Posted: Jan 29, 2013 7:53 PM by Marnee Banks - MTN News
Montana lawmakers are grappling with some major changes to the state's campaign finance laws; through a series of court cases Montana's campaign finance laws recently saw dramatic changes.
Corporations can now spend unlimited amounts of cash buying ads, certain political groups can hide their donors, and the state's contribution limits are being challenged.
With the landscape of political finance in flux, legislators on both sides of the aisle see this session as an opportunity.
MT State Representative Steve Fitzpatrick (R-Great Falls) wants to increase the amount that people can donate to a candidate.
Fitzpatrick said, "My bill is an attempt to level the playing field, so to speak, to give candidates the ability to raise enough money to compete with some of these third party expenditures which are coming to dominate our elections."
Republican legislators have several bills aimed at revising campaign finance laws.
MT State Representative Scott Reichner (R-Big Fork) wants to essentially eliminate restrictions and allow a political committee or party to donate unlimited amounts of money to a candidate.
He says his bill is in response to the U.S. Supreme Court's decision to allow corporate money into elections.
Reichner said, "The Supreme Court has spoken, so you may not like the Supreme Court's decision, there are a lot of decisions that the Supreme Court has made that I don't like, but it's the law of the land."
While House Republicans have not taken a caucus position on any specific bill, House Democrats are working on a package of bills which would limit donations and crack down on "dark money" groups.
MT State Representative Bryce Bennett (D-Missoula) said, "We want to make sure that elections are in the hands of Montanans. We want to make sure that it's not left only to the wealthy, or out of state contributors. We want to make sure that the people in this state are the ones who make the decisions."

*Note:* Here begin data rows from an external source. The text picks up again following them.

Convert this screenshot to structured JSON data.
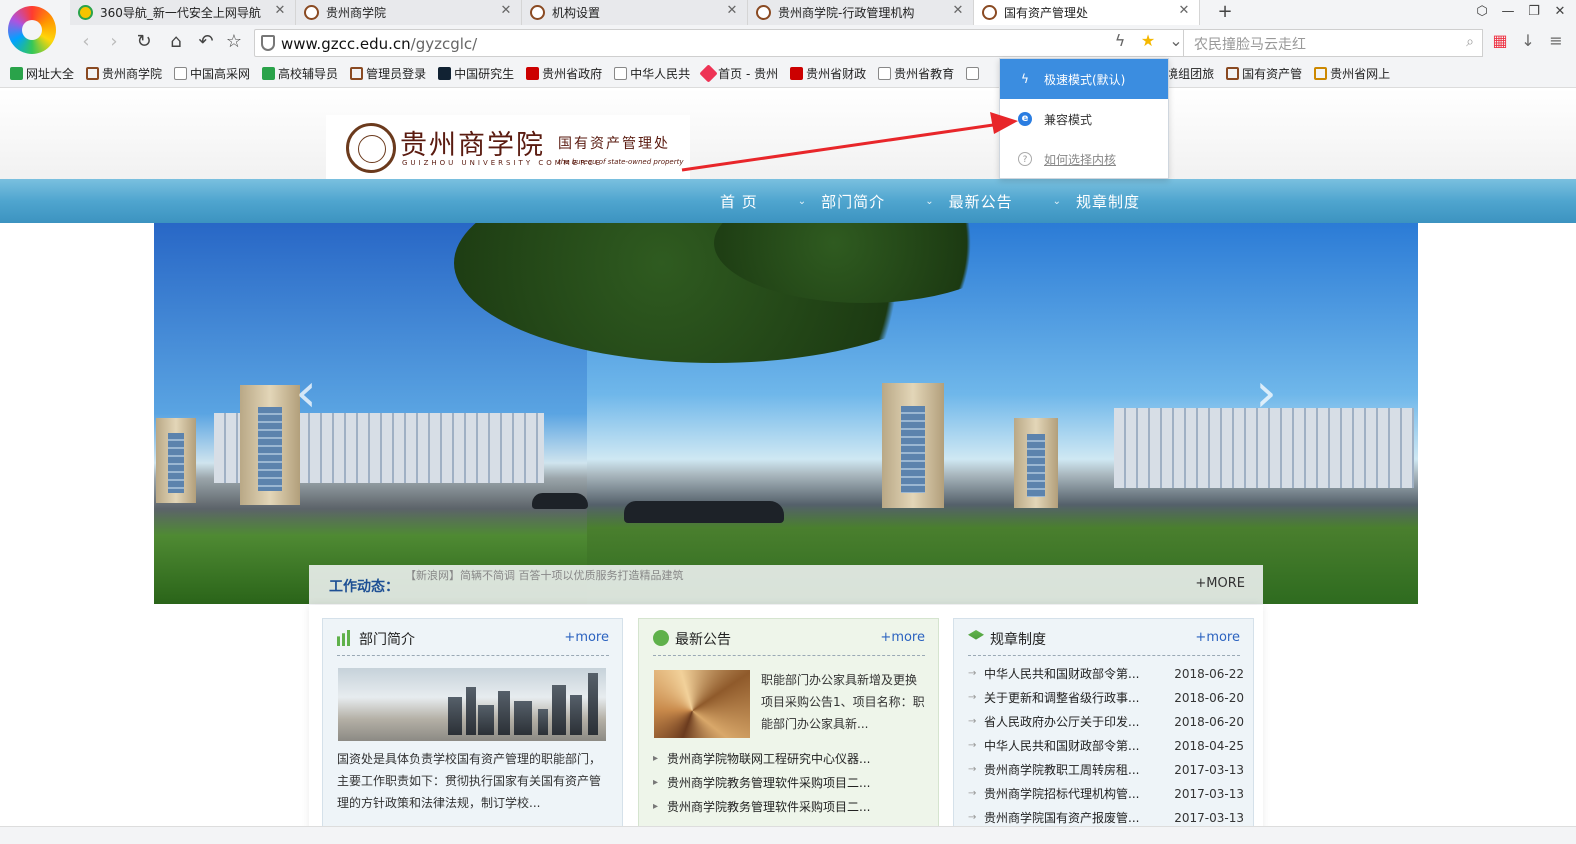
{
  "browser": {
    "tabs": [
      {
        "title": "360导航_新一代安全上网导航",
        "favicon": "360-icon",
        "active": false
      },
      {
        "title": "贵州商学院",
        "favicon": "seal-icon",
        "active": false
      },
      {
        "title": "机构设置",
        "favicon": "seal-icon",
        "active": false
      },
      {
        "title": "贵州商学院-行政管理机构",
        "favicon": "seal-icon",
        "active": false
      },
      {
        "title": "国有资产管理处",
        "favicon": "seal-icon",
        "active": true
      }
    ],
    "new_tab": "+",
    "address": {
      "host": "www.gzcc.edu.cn",
      "path": "/gyzcglc/"
    },
    "search_placeholder": "农民撞脸马云走红",
    "bookmarks": [
      {
        "label": "网址大全",
        "icon": "green"
      },
      {
        "label": "贵州商学院",
        "icon": "seal"
      },
      {
        "label": "中国高采网",
        "icon": "doc"
      },
      {
        "label": "高校辅导员",
        "icon": "green"
      },
      {
        "label": "管理员登录",
        "icon": "seal"
      },
      {
        "label": "中国研究生",
        "icon": "cap"
      },
      {
        "label": "贵州省政府",
        "icon": "red"
      },
      {
        "label": "中华人民共",
        "icon": "doc"
      },
      {
        "label": "首页 - 贵州",
        "icon": "dia"
      },
      {
        "label": "贵州省财政",
        "icon": "red"
      },
      {
        "label": "贵州省教育",
        "icon": "doc"
      },
      {
        "label": "",
        "icon": "doc"
      },
      {
        "label": "出境组团旅",
        "icon": "doc"
      },
      {
        "label": "国有资产管",
        "icon": "seal"
      },
      {
        "label": "贵州省网上",
        "icon": "seal"
      }
    ],
    "kernel_menu": {
      "items": [
        {
          "label": "极速模式(默认)",
          "icon": "lightning-icon",
          "selected": true
        },
        {
          "label": "兼容模式",
          "icon": "ie-icon",
          "selected": false
        },
        {
          "label": "如何选择内核",
          "icon": "help-icon",
          "selected": false
        }
      ]
    }
  },
  "site": {
    "brand": {
      "school_name": "贵州商学院",
      "school_en": "GUIZHOU UNIVERSITY COMMERCE",
      "dept_name": "国有资产管理处",
      "dept_en": "the bureau of state-owned property"
    },
    "nav": [
      {
        "label": "首 页"
      },
      {
        "label": "部门简介"
      },
      {
        "label": "最新公告"
      },
      {
        "label": "规章制度"
      }
    ],
    "ticker": {
      "label": "工作动态：",
      "text": "【新浪网】简辆不简调 百答十项以优质服务打造精品建筑",
      "more": "+MORE"
    },
    "panels": {
      "dept": {
        "title": "部门简介",
        "more": "+more",
        "desc": "国资处是具体负责学校国有资产管理的职能部门，主要工作职责如下：贯彻执行国家有关国有资产管理的方针政策和法律法规，制订学校..."
      },
      "notice": {
        "title": "最新公告",
        "more": "+more",
        "lead": "职能部门办公家具新增及更换项目采购公告1、项目名称：职能部门办公家具新...",
        "items": [
          "贵州商学院物联网工程研究中心仪器...",
          "贵州商学院教务管理软件采购项目二...",
          "贵州商学院教务管理软件采购项目二..."
        ]
      },
      "rules": {
        "title": "规章制度",
        "more": "+more",
        "items": [
          {
            "title": "中华人民共和国财政部令第...",
            "date": "2018-06-22"
          },
          {
            "title": "关于更新和调整省级行政事...",
            "date": "2018-06-20"
          },
          {
            "title": "省人民政府办公厅关于印发...",
            "date": "2018-06-20"
          },
          {
            "title": "中华人民共和国财政部令第...",
            "date": "2018-04-25"
          },
          {
            "title": "贵州商学院教职工周转房租...",
            "date": "2017-03-13"
          },
          {
            "title": "贵州商学院招标代理机构管...",
            "date": "2017-03-13"
          },
          {
            "title": "贵州商学院国有资产报废管...",
            "date": "2017-03-13"
          }
        ]
      }
    }
  },
  "colors": {
    "nav_blue": "#4fa5cf",
    "menu_selected": "#3b8de0",
    "arrow_red": "#e8262a",
    "more_link": "#2c63c0"
  }
}
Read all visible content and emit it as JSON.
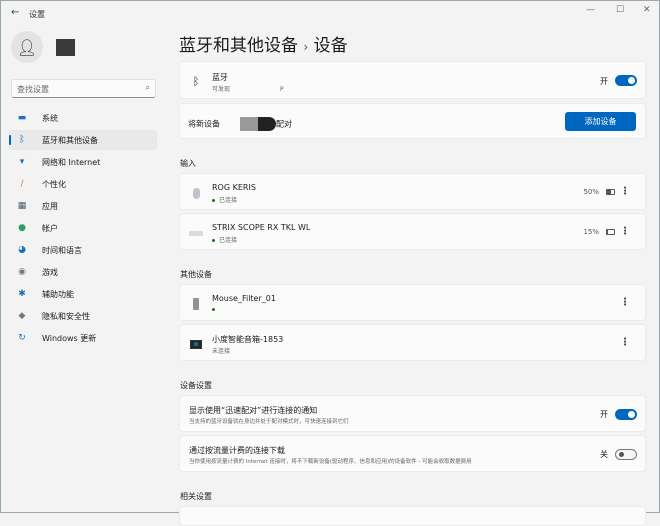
{
  "window": {
    "title": "设置",
    "back_icon": "←",
    "minimize": "—",
    "maximize": "☐",
    "close": "✕"
  },
  "search": {
    "placeholder": "查找设置",
    "icon": "⌕"
  },
  "sidebar": {
    "items": [
      {
        "label": "系统",
        "icon": "monitor",
        "color": "#1a6fc4"
      },
      {
        "label": "蓝牙和其他设备",
        "icon": "bluetooth",
        "color": "#0067c0"
      },
      {
        "label": "网络和 Internet",
        "icon": "wifi",
        "color": "#1a6fc4"
      },
      {
        "label": "个性化",
        "icon": "brush",
        "color": "#e07b39"
      },
      {
        "label": "应用",
        "icon": "apps",
        "color": "#4a5a70"
      },
      {
        "label": "帐户",
        "icon": "person",
        "color": "#2e9e6a"
      },
      {
        "label": "时间和语言",
        "icon": "globe",
        "color": "#1a6fc4"
      },
      {
        "label": "游戏",
        "icon": "gamepad",
        "color": "#777"
      },
      {
        "label": "辅助功能",
        "icon": "accessibility",
        "color": "#1a6fc4"
      },
      {
        "label": "隐私和安全性",
        "icon": "shield",
        "color": "#777"
      },
      {
        "label": "Windows 更新",
        "icon": "update",
        "color": "#1a6fc4"
      }
    ],
    "active": 1
  },
  "header": {
    "parent": "蓝牙和其他设备",
    "sep": "›",
    "current": "设备"
  },
  "bluetooth": {
    "title": "蓝牙",
    "subtitle": "可发现",
    "subtitle_tail": "P",
    "state": "开"
  },
  "pair": {
    "text": "将新设备",
    "text_tail": "配对",
    "button": "添加设备"
  },
  "sections": {
    "input": "输入",
    "other": "其他设备",
    "device_settings": "设备设置",
    "related": "相关设置"
  },
  "input_devices": [
    {
      "name": "ROG KERIS",
      "status": "已连接",
      "battery": "50%",
      "battery_level": 50
    },
    {
      "name": "STRIX SCOPE RX TKL WL",
      "status": "已连接",
      "battery": "15%",
      "battery_level": 15
    }
  ],
  "other_devices": [
    {
      "name": "Mouse_Filter_01",
      "status": ""
    },
    {
      "name": "小度智能音箱-1853",
      "status": "未连接"
    }
  ],
  "settings": [
    {
      "title": "显示使用“迅速配对”进行连接的通知",
      "desc": "当支持的蓝牙设备就在身边并处于配对模式时，可快速连接到它们",
      "state": "开",
      "on": true
    },
    {
      "title": "通过按流量计费的连接下载",
      "desc": "当你使用按流量计费的 Internet 连接时，将不下载新设备(驱动程序、信息和应用)的设备软件 - 可能会收取数据费用",
      "state": "关",
      "on": false
    }
  ],
  "more_icon": "⋮"
}
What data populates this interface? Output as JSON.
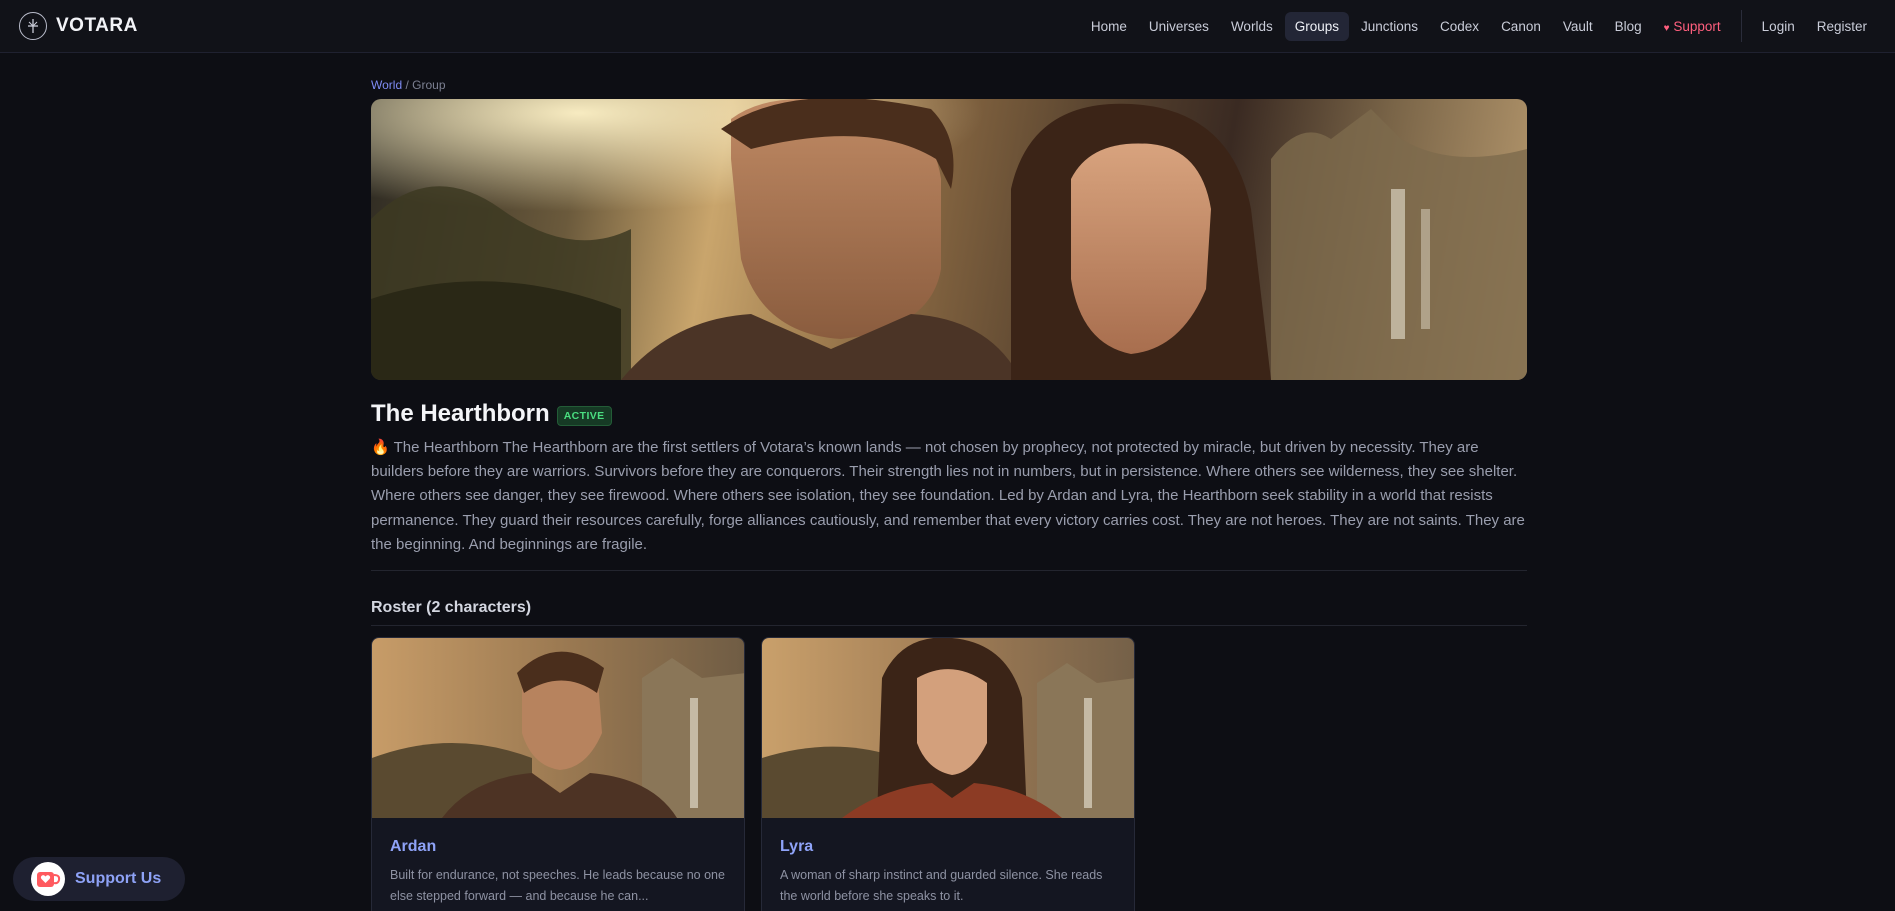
{
  "brand": {
    "name": "VOTARA",
    "logo_icon": "compass-icon"
  },
  "nav": {
    "items": [
      {
        "label": "Home",
        "active": false
      },
      {
        "label": "Universes",
        "active": false
      },
      {
        "label": "Worlds",
        "active": false
      },
      {
        "label": "Groups",
        "active": true
      },
      {
        "label": "Junctions",
        "active": false
      },
      {
        "label": "Codex",
        "active": false
      },
      {
        "label": "Canon",
        "active": false
      },
      {
        "label": "Vault",
        "active": false
      },
      {
        "label": "Blog",
        "active": false
      }
    ],
    "support_label": "Support",
    "support_icon": "heart-icon",
    "login_label": "Login",
    "register_label": "Register"
  },
  "breadcrumb": {
    "parent": "World",
    "separator": "/",
    "current": "Group"
  },
  "group": {
    "title": "The Hearthborn",
    "status": "ACTIVE",
    "description_icon": "fire-icon",
    "description": "🔥 The Hearthborn The Hearthborn are the first settlers of Votara’s known lands — not chosen by prophecy, not protected by miracle, but driven by necessity. They are builders before they are warriors. Survivors before they are conquerors. Their strength lies not in numbers, but in persistence. Where others see wilderness, they see shelter. Where others see danger, they see firewood. Where others see isolation, they see foundation. Led by Ardan and Lyra, the Hearthborn seek stability in a world that resists permanence. They guard their resources carefully, forge alliances cautiously, and remember that every victory carries cost. They are not heroes. They are not saints. They are the beginning. And beginnings are fragile."
  },
  "roster": {
    "title": "Roster (2 characters)",
    "characters": [
      {
        "name": "Ardan",
        "description": "Built for endurance, not speeches. He leads because no one else stepped forward — and because he can..."
      },
      {
        "name": "Lyra",
        "description": "A woman of sharp instinct and guarded silence. She reads the world before she speaks to it."
      }
    ]
  },
  "support_float": {
    "label": "Support Us",
    "icon": "coffee-cup-heart-icon"
  },
  "colors": {
    "background": "#0d0e14",
    "accent": "#8fa3f8",
    "support": "#ff5f7e",
    "active_badge": "#4ade80"
  }
}
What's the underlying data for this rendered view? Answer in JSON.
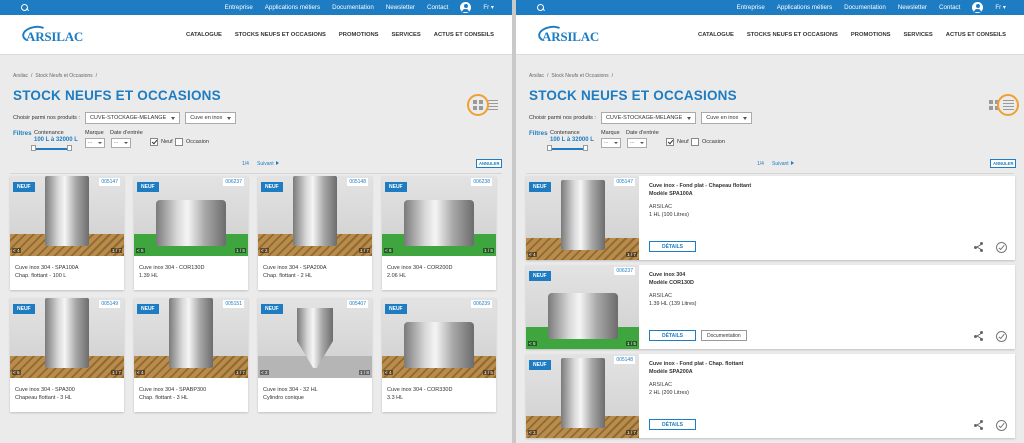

There are several other proposals on the table and in order for the bills to make it anywhere, they are going to need support from Republicans in both Houses and Democratic Governor Steve Bullock.